[Web page and app entries]
*** Begin section ***
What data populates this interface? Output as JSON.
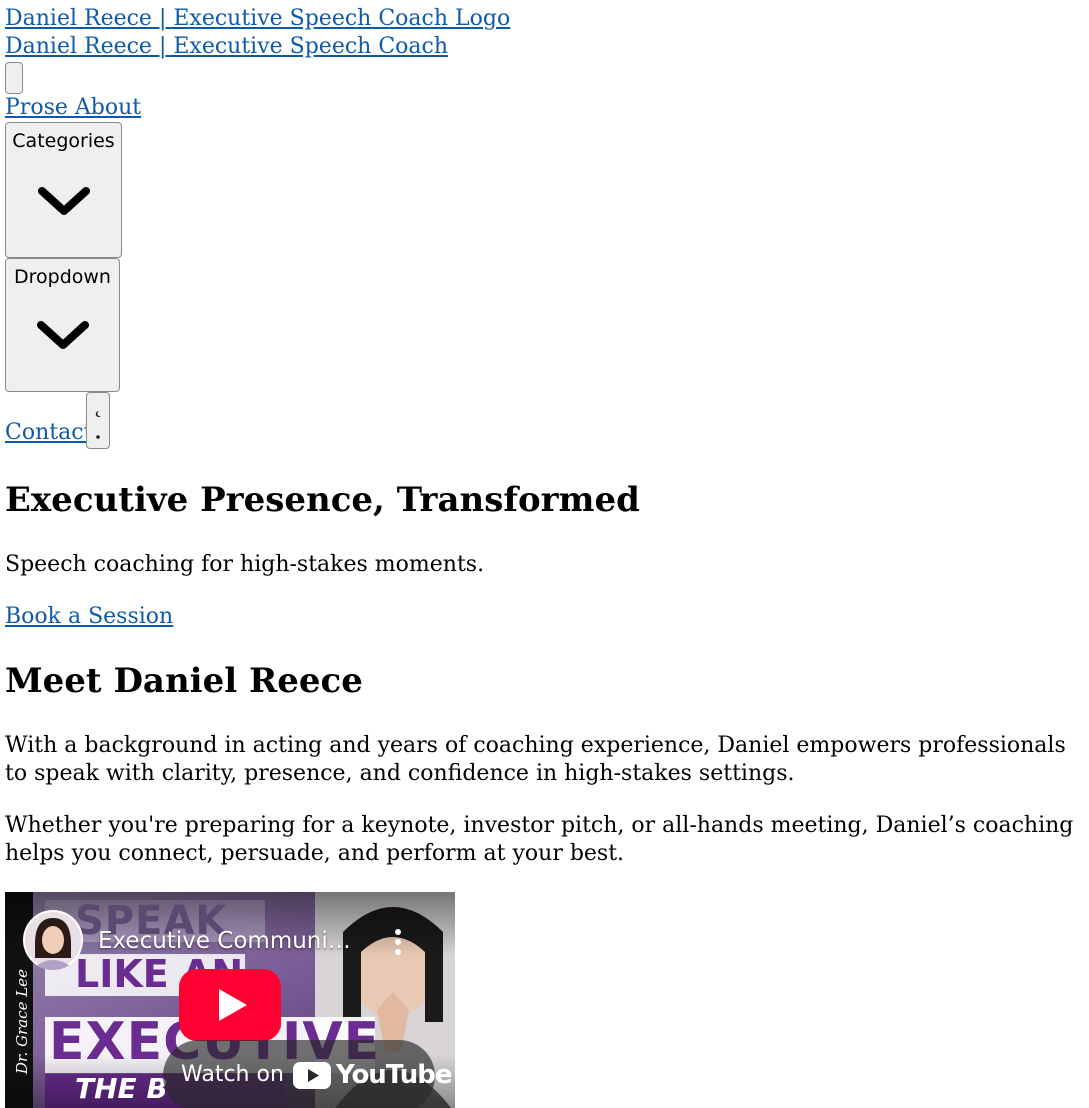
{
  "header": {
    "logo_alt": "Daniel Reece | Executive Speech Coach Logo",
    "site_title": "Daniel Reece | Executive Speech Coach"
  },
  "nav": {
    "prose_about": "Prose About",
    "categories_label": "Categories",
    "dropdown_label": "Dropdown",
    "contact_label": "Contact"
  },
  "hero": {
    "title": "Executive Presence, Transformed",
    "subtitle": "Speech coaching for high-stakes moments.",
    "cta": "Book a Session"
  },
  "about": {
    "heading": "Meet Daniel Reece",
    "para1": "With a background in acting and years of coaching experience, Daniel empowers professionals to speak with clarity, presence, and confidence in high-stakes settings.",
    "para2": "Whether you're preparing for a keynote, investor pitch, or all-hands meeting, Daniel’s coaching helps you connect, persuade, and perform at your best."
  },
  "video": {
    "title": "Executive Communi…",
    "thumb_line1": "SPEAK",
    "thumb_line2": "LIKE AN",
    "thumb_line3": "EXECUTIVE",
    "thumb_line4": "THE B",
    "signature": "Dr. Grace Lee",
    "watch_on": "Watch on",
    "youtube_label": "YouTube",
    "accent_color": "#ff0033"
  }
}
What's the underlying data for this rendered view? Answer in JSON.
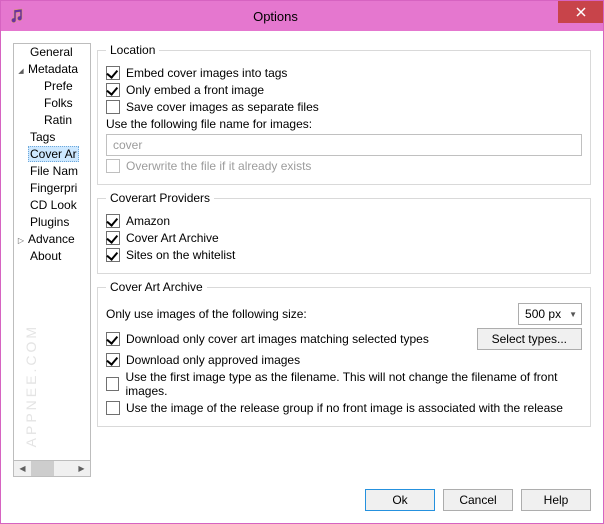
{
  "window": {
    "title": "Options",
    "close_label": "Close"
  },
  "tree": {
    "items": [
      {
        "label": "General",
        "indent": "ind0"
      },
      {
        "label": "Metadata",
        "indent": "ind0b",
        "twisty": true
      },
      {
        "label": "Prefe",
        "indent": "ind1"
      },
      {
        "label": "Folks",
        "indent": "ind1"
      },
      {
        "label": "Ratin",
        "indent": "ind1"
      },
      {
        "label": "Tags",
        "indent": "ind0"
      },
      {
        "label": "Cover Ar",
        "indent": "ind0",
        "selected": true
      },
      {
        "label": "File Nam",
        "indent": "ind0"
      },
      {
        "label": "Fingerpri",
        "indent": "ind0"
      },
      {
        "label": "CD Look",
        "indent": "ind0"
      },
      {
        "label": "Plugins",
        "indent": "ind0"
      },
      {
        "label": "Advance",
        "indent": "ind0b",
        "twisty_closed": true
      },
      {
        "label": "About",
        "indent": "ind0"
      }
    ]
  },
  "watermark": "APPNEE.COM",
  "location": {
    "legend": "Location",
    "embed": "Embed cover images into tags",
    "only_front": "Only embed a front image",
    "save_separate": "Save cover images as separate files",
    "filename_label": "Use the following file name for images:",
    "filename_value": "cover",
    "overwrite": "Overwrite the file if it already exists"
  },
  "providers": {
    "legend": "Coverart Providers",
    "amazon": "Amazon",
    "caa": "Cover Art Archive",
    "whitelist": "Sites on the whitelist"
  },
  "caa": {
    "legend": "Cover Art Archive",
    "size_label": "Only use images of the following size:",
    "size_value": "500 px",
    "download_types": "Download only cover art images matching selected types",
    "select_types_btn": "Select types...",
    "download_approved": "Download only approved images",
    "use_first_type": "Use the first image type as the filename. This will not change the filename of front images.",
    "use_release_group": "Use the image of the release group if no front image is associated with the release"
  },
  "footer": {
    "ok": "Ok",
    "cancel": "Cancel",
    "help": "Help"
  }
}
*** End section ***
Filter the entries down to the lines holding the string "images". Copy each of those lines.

(TASK RESPONSE):
    "embed": "Embed cover images into tags",
    "save_separate": "Save cover images as separate files",
    "filename_label": "Use the following file name for images:",
    "size_label": "Only use images of the following size:",
    "download_types": "Download only cover art images matching selected types",
    "download_approved": "Download only approved images",
    "use_first_type": "Use the first image type as the filename. This will not change the filename of front images.",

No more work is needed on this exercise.